In the English Department at the school where I worked we encouraged pupils to think about their goals for the coming year – personal goals as well as learning goals. We’d make time to find out what pupils might be excited about, or what was concerning them about life and being in the world, as well as with their writing. I remember having a few restless nights before the start of term ruminating on how best to support pupils to make progress with their writing, whatever their ability. Whilst all pupils have different motivations and needs, invariably many of the same challenges of how to engage individual pupils in writing, and how to stem the tide of their negative attitudes to writing or their lack of confidence, always came to the fore.

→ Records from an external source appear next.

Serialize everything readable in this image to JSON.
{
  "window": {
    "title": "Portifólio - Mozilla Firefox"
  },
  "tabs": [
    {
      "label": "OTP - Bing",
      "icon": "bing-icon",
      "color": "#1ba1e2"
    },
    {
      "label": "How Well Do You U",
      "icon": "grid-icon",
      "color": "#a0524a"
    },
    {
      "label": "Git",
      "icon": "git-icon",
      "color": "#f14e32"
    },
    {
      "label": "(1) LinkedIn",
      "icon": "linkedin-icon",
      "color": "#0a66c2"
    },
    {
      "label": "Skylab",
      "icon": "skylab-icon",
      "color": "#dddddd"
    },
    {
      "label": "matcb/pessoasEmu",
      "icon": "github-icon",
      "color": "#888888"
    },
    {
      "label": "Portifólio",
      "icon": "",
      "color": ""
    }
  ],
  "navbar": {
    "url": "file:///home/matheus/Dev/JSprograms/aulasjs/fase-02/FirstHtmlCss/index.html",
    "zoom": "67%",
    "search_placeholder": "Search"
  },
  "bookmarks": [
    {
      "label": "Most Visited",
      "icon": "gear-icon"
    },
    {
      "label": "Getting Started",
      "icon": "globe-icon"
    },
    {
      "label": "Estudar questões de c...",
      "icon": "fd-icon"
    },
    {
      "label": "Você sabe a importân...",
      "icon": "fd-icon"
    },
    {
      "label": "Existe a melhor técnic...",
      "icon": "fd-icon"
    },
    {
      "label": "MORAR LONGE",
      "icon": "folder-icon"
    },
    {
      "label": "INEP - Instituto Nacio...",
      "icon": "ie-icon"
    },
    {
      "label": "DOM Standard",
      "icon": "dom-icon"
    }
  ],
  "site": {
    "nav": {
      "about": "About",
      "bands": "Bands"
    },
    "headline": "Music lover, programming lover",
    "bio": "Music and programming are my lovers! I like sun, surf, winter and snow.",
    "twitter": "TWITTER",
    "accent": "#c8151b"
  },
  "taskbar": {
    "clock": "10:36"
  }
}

Many people have been in touch with us over the past year to ask how they can be involved in Teachers as Writers. It’s clear that many teachers are looking for new ideas on how to raise the profile of writing in their school and new ways to excite and enthuse pupils and foster a culture of writing for pleasure.
Bearing in mind these challenges, the Arvon team are planning our involvement as a partner in the new National Writing Day scheduled for 21 June 2017, a collaborative initiative between First Story and other arts and literacy organisations across the UK. ‘Everyone has a story to tell,’ is also the key message of this new initiative, which aims to inspire people to discover the pleasure and power of writing and to celebrate and promote writing in all its forms – from poems, stories and letters, to raps, songs, scripts and more. The day will provide a platform to showcase existing projects and will introduce a host of new events and activities aimed at getting people writing. If you want to highlight the power of creative writing in your school, you may want to get involved – why not subscribe for updates about ambassadors, partners, events and more: www.nationalwritingday.org.uk
Head of Learning and Participation